<<<<

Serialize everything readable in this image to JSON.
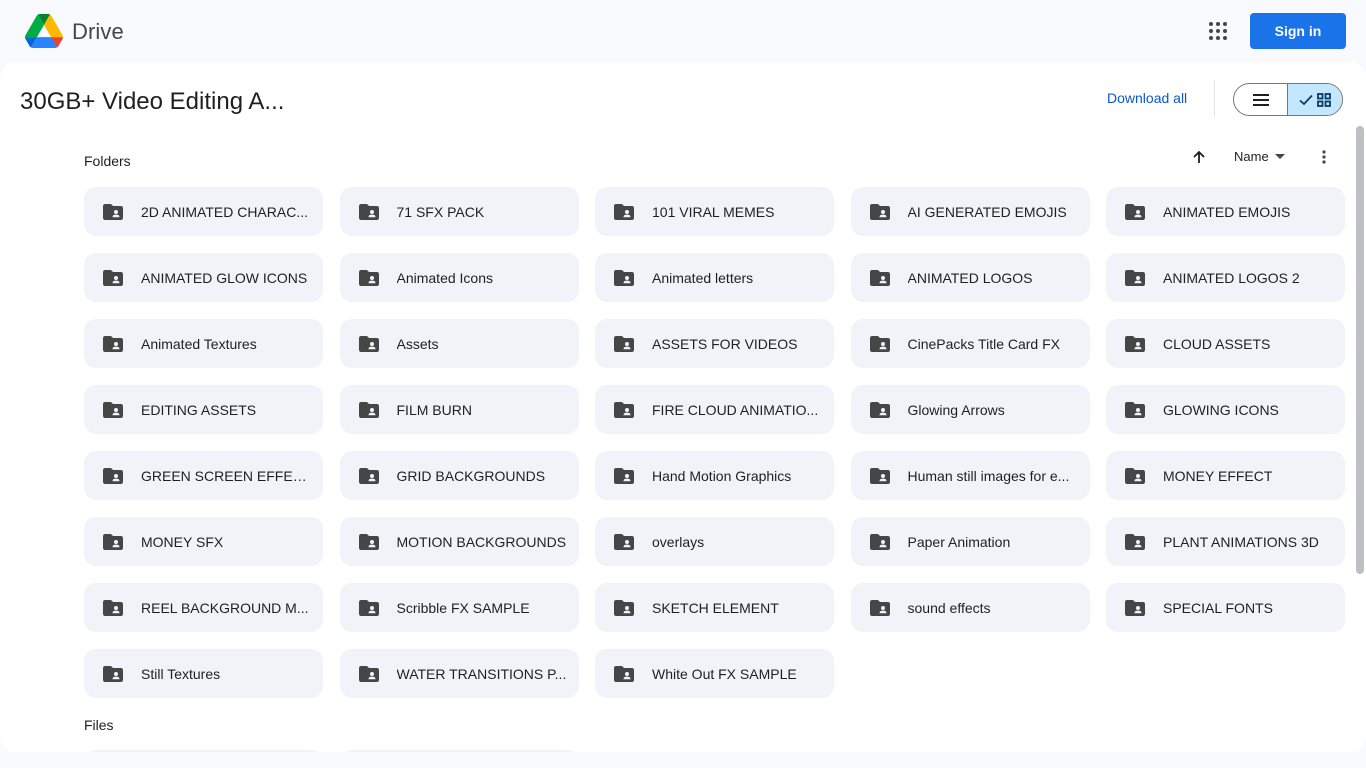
{
  "header": {
    "brand": "Drive",
    "sign_in_label": "Sign in",
    "apps_icon": "apps-grid-icon",
    "logo_colors": {
      "green": "#0f9d58",
      "yellow": "#ffba00",
      "blue": "#4285f4",
      "red": "#ea4335",
      "dark_blue": "#1967d2",
      "dark_green": "#188038"
    }
  },
  "toolbar": {
    "title": "30GB+ Video Editing A...",
    "download_all": "Download all"
  },
  "sections": {
    "folders_label": "Folders",
    "files_label": "Files"
  },
  "sort": {
    "label": "Name"
  },
  "colors": {
    "accent": "#1a73e8",
    "link": "#0b57d0",
    "card_bg": "#f0f4f9",
    "selected_toggle": "#c2e7ff"
  },
  "folders": [
    {
      "name": "2D ANIMATED CHARAC..."
    },
    {
      "name": "71 SFX PACK"
    },
    {
      "name": "101 VIRAL MEMES"
    },
    {
      "name": "AI GENERATED EMOJIS"
    },
    {
      "name": "ANIMATED EMOJIS"
    },
    {
      "name": "ANIMATED GLOW ICONS"
    },
    {
      "name": "Animated Icons"
    },
    {
      "name": "Animated letters"
    },
    {
      "name": "ANIMATED LOGOS"
    },
    {
      "name": "ANIMATED LOGOS 2"
    },
    {
      "name": "Animated Textures"
    },
    {
      "name": "Assets"
    },
    {
      "name": "ASSETS FOR VIDEOS"
    },
    {
      "name": "CinePacks Title Card FX"
    },
    {
      "name": "CLOUD ASSETS"
    },
    {
      "name": "EDITING ASSETS"
    },
    {
      "name": "FILM BURN"
    },
    {
      "name": "FIRE CLOUD ANIMATIO..."
    },
    {
      "name": "Glowing Arrows"
    },
    {
      "name": "GLOWING ICONS"
    },
    {
      "name": "GREEN SCREEN EFFECTS"
    },
    {
      "name": "GRID BACKGROUNDS"
    },
    {
      "name": "Hand Motion Graphics"
    },
    {
      "name": "Human still images for e..."
    },
    {
      "name": "MONEY EFFECT"
    },
    {
      "name": "MONEY SFX"
    },
    {
      "name": "MOTION BACKGROUNDS"
    },
    {
      "name": "overlays"
    },
    {
      "name": "Paper Animation"
    },
    {
      "name": "PLANT ANIMATIONS 3D"
    },
    {
      "name": "REEL BACKGROUND M..."
    },
    {
      "name": "Scribble FX SAMPLE"
    },
    {
      "name": "SKETCH ELEMENT"
    },
    {
      "name": "sound effects"
    },
    {
      "name": "SPECIAL FONTS"
    },
    {
      "name": "Still Textures"
    },
    {
      "name": "WATER TRANSITIONS P..."
    },
    {
      "name": "White Out FX SAMPLE"
    }
  ]
}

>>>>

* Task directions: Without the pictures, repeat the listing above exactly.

* Answer space:
Serialize everything readable in this image to JSON.
{
  "header": {
    "brand": "Drive",
    "sign_in_label": "Sign in",
    "apps_icon": "apps-grid-icon",
    "logo_colors": {
      "green": "#0f9d58",
      "yellow": "#ffba00",
      "blue": "#4285f4",
      "red": "#ea4335",
      "dark_blue": "#1967d2",
      "dark_green": "#188038"
    }
  },
  "toolbar": {
    "title": "30GB+ Video Editing A...",
    "download_all": "Download all"
  },
  "sections": {
    "folders_label": "Folders",
    "files_label": "Files"
  },
  "sort": {
    "label": "Name"
  },
  "colors": {
    "accent": "#1a73e8",
    "link": "#0b57d0",
    "card_bg": "#f0f4f9",
    "selected_toggle": "#c2e7ff"
  },
  "folders": [
    {
      "name": "2D ANIMATED CHARAC..."
    },
    {
      "name": "71 SFX PACK"
    },
    {
      "name": "101 VIRAL MEMES"
    },
    {
      "name": "AI GENERATED EMOJIS"
    },
    {
      "name": "ANIMATED EMOJIS"
    },
    {
      "name": "ANIMATED GLOW ICONS"
    },
    {
      "name": "Animated Icons"
    },
    {
      "name": "Animated letters"
    },
    {
      "name": "ANIMATED LOGOS"
    },
    {
      "name": "ANIMATED LOGOS 2"
    },
    {
      "name": "Animated Textures"
    },
    {
      "name": "Assets"
    },
    {
      "name": "ASSETS FOR VIDEOS"
    },
    {
      "name": "CinePacks Title Card FX"
    },
    {
      "name": "CLOUD ASSETS"
    },
    {
      "name": "EDITING ASSETS"
    },
    {
      "name": "FILM BURN"
    },
    {
      "name": "FIRE CLOUD ANIMATIO..."
    },
    {
      "name": "Glowing Arrows"
    },
    {
      "name": "GLOWING ICONS"
    },
    {
      "name": "GREEN SCREEN EFFECTS"
    },
    {
      "name": "GRID BACKGROUNDS"
    },
    {
      "name": "Hand Motion Graphics"
    },
    {
      "name": "Human still images for e..."
    },
    {
      "name": "MONEY EFFECT"
    },
    {
      "name": "MONEY SFX"
    },
    {
      "name": "MOTION BACKGROUNDS"
    },
    {
      "name": "overlays"
    },
    {
      "name": "Paper Animation"
    },
    {
      "name": "PLANT ANIMATIONS 3D"
    },
    {
      "name": "REEL BACKGROUND M..."
    },
    {
      "name": "Scribble FX SAMPLE"
    },
    {
      "name": "SKETCH ELEMENT"
    },
    {
      "name": "sound effects"
    },
    {
      "name": "SPECIAL FONTS"
    },
    {
      "name": "Still Textures"
    },
    {
      "name": "WATER TRANSITIONS P..."
    },
    {
      "name": "White Out FX SAMPLE"
    }
  ]
}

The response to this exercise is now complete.